Most of the software, documents, files, etc. in Linux are archived in the tar.gz format instead of the zip or rar formats usually used in Windows, though Linux utilities support these formats.

tar.gz format is popularly used by software available for Linux both in official repositories as well as unofficially over the Internet.

What is a tar.gz file?

tar.gz (Gzip) is one of the file formats available in tar compression system. Some other file formats are bz2, lzip and lzop. Gzip and bz2 are the most commonly used formats. Gzip is meant for faster compression, whereas bz2 is meant for a lesser archive size.

tar is by default installed on most Linux systems. In case it is missing, you can install it on Ubuntu, Debian or similar Linux distributions by running:

sudo apt install tar

Note: In case of Ubuntu version < 14.04, use apt-get instead of apt.

To install tar on CentOS and Fedora, run:

yum install tar

How to extract tar.gz using tar command

To extract a tar.gz archive file, run:

tar xvzf <archive_filename>.tar.gz

Let us see what the options xvzf mean:

x – Specifies that files are to be extracted from the archive.

v – Stands for verbose. Print each filename extracted from the archive along with its path. This is meant only for information, and hence is not mandatory.

z – This specifies that the archive is compressed with Gzip

f – This specifies that the following argument after the options is going to be the name of the archive file to be extracted. If this option is not provided, tar tries to read from the terminal standard input. In more recent versions, it throws an error whenever this option is not specified.


The following command will extract the three files in the archive testarchive.tar.gz and print their names.

tar xvzf testarchive.tar.gz

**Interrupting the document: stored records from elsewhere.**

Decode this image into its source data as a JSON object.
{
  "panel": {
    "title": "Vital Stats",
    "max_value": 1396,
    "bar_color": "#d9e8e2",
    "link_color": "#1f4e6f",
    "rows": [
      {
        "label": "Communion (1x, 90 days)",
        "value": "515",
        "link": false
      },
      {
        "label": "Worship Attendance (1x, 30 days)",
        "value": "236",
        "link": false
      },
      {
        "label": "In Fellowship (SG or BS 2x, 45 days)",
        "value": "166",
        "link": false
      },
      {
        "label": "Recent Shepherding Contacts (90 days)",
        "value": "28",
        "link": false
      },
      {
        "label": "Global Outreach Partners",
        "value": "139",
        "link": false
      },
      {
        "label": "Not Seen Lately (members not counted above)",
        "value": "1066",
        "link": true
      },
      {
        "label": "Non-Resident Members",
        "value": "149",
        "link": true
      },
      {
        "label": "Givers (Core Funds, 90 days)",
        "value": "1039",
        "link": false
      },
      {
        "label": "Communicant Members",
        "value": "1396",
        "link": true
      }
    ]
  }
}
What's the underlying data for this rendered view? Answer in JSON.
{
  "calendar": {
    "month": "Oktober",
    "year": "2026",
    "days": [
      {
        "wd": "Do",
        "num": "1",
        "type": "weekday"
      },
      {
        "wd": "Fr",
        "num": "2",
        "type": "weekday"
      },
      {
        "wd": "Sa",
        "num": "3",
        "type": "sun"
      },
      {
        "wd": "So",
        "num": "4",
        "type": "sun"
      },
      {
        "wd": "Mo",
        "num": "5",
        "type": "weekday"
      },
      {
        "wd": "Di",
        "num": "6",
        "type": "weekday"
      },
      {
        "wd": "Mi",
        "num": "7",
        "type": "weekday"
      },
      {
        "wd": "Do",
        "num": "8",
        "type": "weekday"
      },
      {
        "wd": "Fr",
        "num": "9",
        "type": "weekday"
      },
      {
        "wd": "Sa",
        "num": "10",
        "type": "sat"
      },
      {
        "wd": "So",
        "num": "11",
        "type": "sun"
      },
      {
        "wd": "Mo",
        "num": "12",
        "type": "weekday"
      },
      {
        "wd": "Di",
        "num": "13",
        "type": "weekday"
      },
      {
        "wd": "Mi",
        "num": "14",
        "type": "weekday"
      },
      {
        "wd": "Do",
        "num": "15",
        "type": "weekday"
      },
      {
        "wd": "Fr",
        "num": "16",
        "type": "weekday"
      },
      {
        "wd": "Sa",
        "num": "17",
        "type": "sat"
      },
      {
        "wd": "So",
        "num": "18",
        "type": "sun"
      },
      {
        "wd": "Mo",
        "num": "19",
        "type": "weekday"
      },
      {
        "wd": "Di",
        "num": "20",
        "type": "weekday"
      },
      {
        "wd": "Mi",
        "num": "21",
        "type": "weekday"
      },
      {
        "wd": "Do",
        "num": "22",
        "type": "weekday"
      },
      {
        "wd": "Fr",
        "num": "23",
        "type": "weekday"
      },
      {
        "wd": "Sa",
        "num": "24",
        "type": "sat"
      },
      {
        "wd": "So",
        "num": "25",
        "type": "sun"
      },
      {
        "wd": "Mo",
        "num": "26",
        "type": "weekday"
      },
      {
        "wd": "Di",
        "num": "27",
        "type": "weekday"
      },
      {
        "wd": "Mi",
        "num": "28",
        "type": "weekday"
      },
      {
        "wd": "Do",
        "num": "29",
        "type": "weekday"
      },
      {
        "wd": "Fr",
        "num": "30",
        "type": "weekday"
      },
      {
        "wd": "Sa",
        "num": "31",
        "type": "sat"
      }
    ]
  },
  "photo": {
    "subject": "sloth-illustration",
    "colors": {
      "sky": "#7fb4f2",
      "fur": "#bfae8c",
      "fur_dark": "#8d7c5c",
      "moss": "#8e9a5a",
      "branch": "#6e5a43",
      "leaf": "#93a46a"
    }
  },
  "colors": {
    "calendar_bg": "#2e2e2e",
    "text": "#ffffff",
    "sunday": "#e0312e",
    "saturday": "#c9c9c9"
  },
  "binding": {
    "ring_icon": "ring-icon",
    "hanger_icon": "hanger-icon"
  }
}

As we can see the three files have been extracted. Note that the command extracts the file in the same folder from where the command is run.